Two hundred and seventy two words and less then three minutes was what it took Abraham Lincoln, the sixteenth President of the United states of America, to delivery the Gettysburg address - acclaimed as one of the greatest speeches In American history; and undoubtedly the most eloquent expression of Freedom ever proclaimed in the name of democracy. Few leaders of men have had the opportunity to change the course of history; and fewer still had the courage and the strength of rightful conviction to steer Mankind into new pathways of thought and action. Abe Lincoln belonged to this elite group of Statesman philosophers. The American civil car between 1861-65 is one of the momentous periods in Human history, where the future of a free world was at stake, and a modern era was emerging out of its chrysalis after centuries of medieval incubation. The outcome of this war would determine the future of Democracy as Political model; and the creation of a just and equitable society, where every man can chose to live a life of dignity and grace without regard to Color or race. It needed a person with tremendous integrity; deep sense of Justice and fairness; indomitable will - to pull a generation out of that quagmire of oppression. Lincoln was such a man. It was almost as if the age gave birth to the right kind of Human being in him : A compassionate man, imbued with deep sympathy ,buttressed by an astute political mind ,able to articulate the most profound thoughts in a language clothed in simplicity and directness, a delightful sense of humor - and above all a deep intuitive conviction of the equality of the Human race, made him the almost unconsciously the vehicle of the voice of Freedom in the modern age. The thirteenth Amendment of the Constitution of the United states of America passed in December 1865, marked the beginning of a new age where there would no more slavery; and the name of Lincoln will keep resonating down the ages as the harbinger of freedom in the true sense of the word.

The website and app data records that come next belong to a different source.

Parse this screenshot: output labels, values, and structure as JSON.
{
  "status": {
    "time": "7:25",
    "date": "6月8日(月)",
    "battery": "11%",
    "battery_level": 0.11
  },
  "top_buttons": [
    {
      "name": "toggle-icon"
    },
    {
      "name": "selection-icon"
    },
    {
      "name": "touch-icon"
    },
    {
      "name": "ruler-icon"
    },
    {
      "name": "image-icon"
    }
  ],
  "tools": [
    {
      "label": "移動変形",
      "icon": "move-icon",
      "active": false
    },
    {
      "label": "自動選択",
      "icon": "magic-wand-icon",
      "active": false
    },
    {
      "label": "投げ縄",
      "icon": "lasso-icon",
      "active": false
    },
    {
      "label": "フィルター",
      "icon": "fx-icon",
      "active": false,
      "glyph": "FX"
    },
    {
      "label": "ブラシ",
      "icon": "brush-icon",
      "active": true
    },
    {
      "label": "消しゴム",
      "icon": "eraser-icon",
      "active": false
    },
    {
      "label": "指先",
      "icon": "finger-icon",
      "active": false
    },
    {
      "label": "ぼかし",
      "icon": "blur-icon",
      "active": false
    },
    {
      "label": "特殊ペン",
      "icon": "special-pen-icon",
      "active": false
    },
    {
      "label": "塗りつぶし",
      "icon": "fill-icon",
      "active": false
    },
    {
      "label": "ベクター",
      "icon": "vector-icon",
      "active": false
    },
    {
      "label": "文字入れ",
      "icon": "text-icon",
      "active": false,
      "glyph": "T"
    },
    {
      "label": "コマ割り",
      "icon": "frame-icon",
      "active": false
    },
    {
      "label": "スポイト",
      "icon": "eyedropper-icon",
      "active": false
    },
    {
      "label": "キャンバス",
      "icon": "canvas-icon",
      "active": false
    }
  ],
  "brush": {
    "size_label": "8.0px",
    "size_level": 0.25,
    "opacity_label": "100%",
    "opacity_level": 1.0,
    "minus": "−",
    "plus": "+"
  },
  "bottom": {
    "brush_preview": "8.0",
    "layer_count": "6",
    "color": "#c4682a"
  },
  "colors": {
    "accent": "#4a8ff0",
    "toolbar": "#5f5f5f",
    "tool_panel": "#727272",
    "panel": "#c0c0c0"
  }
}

There needed to be a movie that can capture those momentous times, and none better than Steven Spielberg to immortalize it. In two and half hours of mesmerizing drama, Spielberg lifts us a to height of sublimated appreciation of the finer nuances of Film making. A tight screenplay,measured dialogues ;the incandescent brilliance of Daniel Day-Lewis as President Lincoln, the mercurial performance of Sally Field as Mary Todd- Lincoln's forlorn wife, The mellowed landscaping of a blood ridden war,The breathtaking angles of the President's countenance, the meandering dialogues and dry wit of the President, the breathtaking metamorphoses of Lincoln overcoming odds , the political intrigues that weave through relationships , the strains of personal loss and physical agony - all of this and more is captured by the maverick genius of Spielberg. One is imperceptibly drawn into the story in small doses, living and breathing the air of those pivotal times. One visibly ages with Lincoln, torn apart by personal tragedy, as he relentlessly pursues his idea of freedom and, equality.The final shot, where His placid body lies in bed in a fetal position with Blood oozing from his temple will be indelibly etched in our minds , and so will Spielberg be remembered for having conceived and realized these magnificent moments of History on screen for us - a legacy that belongs to the entire Human race. Watch this film without fail. It may help us value our freedom better.............